● Required work:
Each line below must be printed again exactly.

● Input data:
┏━━
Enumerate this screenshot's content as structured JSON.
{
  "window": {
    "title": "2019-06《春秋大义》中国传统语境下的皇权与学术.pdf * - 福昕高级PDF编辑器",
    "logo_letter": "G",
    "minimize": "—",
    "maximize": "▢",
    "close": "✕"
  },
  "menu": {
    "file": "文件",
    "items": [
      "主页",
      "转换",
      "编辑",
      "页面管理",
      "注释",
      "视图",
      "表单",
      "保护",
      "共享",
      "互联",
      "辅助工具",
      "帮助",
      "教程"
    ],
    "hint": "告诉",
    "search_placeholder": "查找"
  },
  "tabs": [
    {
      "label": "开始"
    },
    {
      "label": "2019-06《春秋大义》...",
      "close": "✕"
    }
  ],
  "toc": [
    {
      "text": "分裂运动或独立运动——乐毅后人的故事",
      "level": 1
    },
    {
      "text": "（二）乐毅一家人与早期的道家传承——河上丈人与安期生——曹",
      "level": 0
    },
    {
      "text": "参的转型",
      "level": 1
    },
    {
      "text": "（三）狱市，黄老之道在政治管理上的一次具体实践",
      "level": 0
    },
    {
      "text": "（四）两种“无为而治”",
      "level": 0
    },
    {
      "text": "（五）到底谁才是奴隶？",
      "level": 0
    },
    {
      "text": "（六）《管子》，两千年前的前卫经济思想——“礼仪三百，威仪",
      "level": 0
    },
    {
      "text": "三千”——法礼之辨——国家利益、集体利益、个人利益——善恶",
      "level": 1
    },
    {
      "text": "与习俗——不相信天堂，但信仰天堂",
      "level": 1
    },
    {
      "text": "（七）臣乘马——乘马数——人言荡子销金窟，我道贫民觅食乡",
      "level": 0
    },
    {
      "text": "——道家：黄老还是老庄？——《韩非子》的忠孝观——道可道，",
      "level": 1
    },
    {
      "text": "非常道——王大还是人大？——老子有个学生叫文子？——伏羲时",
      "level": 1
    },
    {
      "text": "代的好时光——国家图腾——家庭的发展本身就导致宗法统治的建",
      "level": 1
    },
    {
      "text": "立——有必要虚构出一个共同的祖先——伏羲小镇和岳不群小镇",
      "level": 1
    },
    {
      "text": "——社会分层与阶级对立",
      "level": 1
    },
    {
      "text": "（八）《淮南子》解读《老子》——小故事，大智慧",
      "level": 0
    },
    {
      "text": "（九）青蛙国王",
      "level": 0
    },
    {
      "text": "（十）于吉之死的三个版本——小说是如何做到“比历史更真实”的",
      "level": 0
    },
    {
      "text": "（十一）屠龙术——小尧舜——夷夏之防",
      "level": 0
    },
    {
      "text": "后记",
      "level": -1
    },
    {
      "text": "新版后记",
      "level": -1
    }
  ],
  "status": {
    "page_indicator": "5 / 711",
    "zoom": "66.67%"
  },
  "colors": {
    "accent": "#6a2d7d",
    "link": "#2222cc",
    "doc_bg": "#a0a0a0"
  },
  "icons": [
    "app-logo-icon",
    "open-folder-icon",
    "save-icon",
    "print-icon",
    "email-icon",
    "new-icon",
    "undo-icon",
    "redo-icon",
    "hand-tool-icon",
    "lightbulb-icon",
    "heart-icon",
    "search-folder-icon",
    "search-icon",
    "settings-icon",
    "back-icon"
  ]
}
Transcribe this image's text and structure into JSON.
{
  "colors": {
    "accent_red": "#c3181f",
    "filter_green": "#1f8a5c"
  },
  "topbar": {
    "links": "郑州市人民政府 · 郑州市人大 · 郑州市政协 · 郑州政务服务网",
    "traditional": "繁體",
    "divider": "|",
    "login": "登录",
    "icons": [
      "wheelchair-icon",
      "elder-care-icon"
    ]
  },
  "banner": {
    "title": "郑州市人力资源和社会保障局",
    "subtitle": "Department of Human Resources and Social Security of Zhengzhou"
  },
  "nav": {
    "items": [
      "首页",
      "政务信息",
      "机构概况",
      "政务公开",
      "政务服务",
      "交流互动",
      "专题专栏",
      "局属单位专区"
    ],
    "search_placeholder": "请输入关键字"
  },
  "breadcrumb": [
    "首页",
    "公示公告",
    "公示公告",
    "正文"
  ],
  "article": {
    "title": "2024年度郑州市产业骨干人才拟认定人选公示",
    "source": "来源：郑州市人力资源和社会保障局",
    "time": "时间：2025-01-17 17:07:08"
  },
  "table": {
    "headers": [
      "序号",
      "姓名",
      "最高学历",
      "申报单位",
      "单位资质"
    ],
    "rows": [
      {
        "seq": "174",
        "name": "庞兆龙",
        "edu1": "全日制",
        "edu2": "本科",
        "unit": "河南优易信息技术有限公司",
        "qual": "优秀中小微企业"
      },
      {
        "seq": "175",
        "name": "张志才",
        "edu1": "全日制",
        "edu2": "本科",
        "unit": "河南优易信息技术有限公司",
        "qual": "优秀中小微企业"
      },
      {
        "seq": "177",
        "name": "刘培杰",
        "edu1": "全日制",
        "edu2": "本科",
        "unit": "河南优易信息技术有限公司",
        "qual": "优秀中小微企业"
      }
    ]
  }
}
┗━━
● Task solution:
Enumerate this screenshot's content as structured JSON.
{
  "window": {
    "title": "2019-06《春秋大义》中国传统语境下的皇权与学术.pdf * - 福昕高级PDF编辑器",
    "logo_letter": "G",
    "minimize": "—",
    "maximize": "▢",
    "close": "✕"
  },
  "menu": {
    "file": "文件",
    "items": [
      "主页",
      "转换",
      "编辑",
      "页面管理",
      "注释",
      "视图",
      "表单",
      "保护",
      "共享",
      "互联",
      "辅助工具",
      "帮助",
      "教程"
    ],
    "hint": "告诉",
    "search_placeholder": "查找"
  },
  "tabs": [
    {
      "label": "开始"
    },
    {
      "label": "2019-06《春秋大义》...",
      "close": "✕"
    }
  ],
  "toc": [
    {
      "text": "分裂运动或独立运动——乐毅后人的故事",
      "level": 1
    },
    {
      "text": "（二）乐毅一家人与早期的道家传承——河上丈人与安期生——曹",
      "level": 0
    },
    {
      "text": "参的转型",
      "level": 1
    },
    {
      "text": "（三）狱市，黄老之道在政治管理上的一次具体实践",
      "level": 0
    },
    {
      "text": "（四）两种“无为而治”",
      "level": 0
    },
    {
      "text": "（五）到底谁才是奴隶？",
      "level": 0
    },
    {
      "text": "（六）《管子》，两千年前的前卫经济思想——“礼仪三百，威仪",
      "level": 0
    },
    {
      "text": "三千”——法礼之辨——国家利益、集体利益、个人利益——善恶",
      "level": 1
    },
    {
      "text": "与习俗——不相信天堂，但信仰天堂",
      "level": 1
    },
    {
      "text": "（七）臣乘马——乘马数——人言荡子销金窟，我道贫民觅食乡",
      "level": 0
    },
    {
      "text": "——道家：黄老还是老庄？——《韩非子》的忠孝观——道可道，",
      "level": 1
    },
    {
      "text": "非常道——王大还是人大？——老子有个学生叫文子？——伏羲时",
      "level": 1
    },
    {
      "text": "代的好时光——国家图腾——家庭的发展本身就导致宗法统治的建",
      "level": 1
    },
    {
      "text": "立——有必要虚构出一个共同的祖先——伏羲小镇和岳不群小镇",
      "level": 1
    },
    {
      "text": "——社会分层与阶级对立",
      "level": 1
    },
    {
      "text": "（八）《淮南子》解读《老子》——小故事，大智慧",
      "level": 0
    },
    {
      "text": "（九）青蛙国王",
      "level": 0
    },
    {
      "text": "（十）于吉之死的三个版本——小说是如何做到“比历史更真实”的",
      "level": 0
    },
    {
      "text": "（十一）屠龙术——小尧舜——夷夏之防",
      "level": 0
    },
    {
      "text": "后记",
      "level": -1
    },
    {
      "text": "新版后记",
      "level": -1
    }
  ],
  "status": {
    "page_indicator": "5 / 711",
    "zoom": "66.67%"
  },
  "colors": {
    "accent": "#6a2d7d",
    "link": "#2222cc",
    "doc_bg": "#a0a0a0"
  },
  "icons": [
    "app-logo-icon",
    "open-folder-icon",
    "save-icon",
    "print-icon",
    "email-icon",
    "new-icon",
    "undo-icon",
    "redo-icon",
    "hand-tool-icon",
    "lightbulb-icon",
    "heart-icon",
    "search-folder-icon",
    "search-icon",
    "settings-icon",
    "back-icon"
  ]
}
Transcribe this image's text and structure into JSON.
{
  "colors": {
    "accent_red": "#c3181f",
    "filter_green": "#1f8a5c"
  },
  "topbar": {
    "links": "郑州市人民政府 · 郑州市人大 · 郑州市政协 · 郑州政务服务网",
    "traditional": "繁體",
    "divider": "|",
    "login": "登录",
    "icons": [
      "wheelchair-icon",
      "elder-care-icon"
    ]
  },
  "banner": {
    "title": "郑州市人力资源和社会保障局",
    "subtitle": "Department of Human Resources and Social Security of Zhengzhou"
  },
  "nav": {
    "items": [
      "首页",
      "政务信息",
      "机构概况",
      "政务公开",
      "政务服务",
      "交流互动",
      "专题专栏",
      "局属单位专区"
    ],
    "search_placeholder": "请输入关键字"
  },
  "breadcrumb": [
    "首页",
    "公示公告",
    "公示公告",
    "正文"
  ],
  "article": {
    "title": "2024年度郑州市产业骨干人才拟认定人选公示",
    "source": "来源：郑州市人力资源和社会保障局",
    "time": "时间：2025-01-17 17:07:08"
  },
  "table": {
    "headers": [
      "序号",
      "姓名",
      "最高学历",
      "申报单位",
      "单位资质"
    ],
    "rows": [
      {
        "seq": "174",
        "name": "庞兆龙",
        "edu1": "全日制",
        "edu2": "本科",
        "unit": "河南优易信息技术有限公司",
        "qual": "优秀中小微企业"
      },
      {
        "seq": "175",
        "name": "张志才",
        "edu1": "全日制",
        "edu2": "本科",
        "unit": "河南优易信息技术有限公司",
        "qual": "优秀中小微企业"
      },
      {
        "seq": "177",
        "name": "刘培杰",
        "edu1": "全日制",
        "edu2": "本科",
        "unit": "河南优易信息技术有限公司",
        "qual": "优秀中小微企业"
      }
    ]
  }
}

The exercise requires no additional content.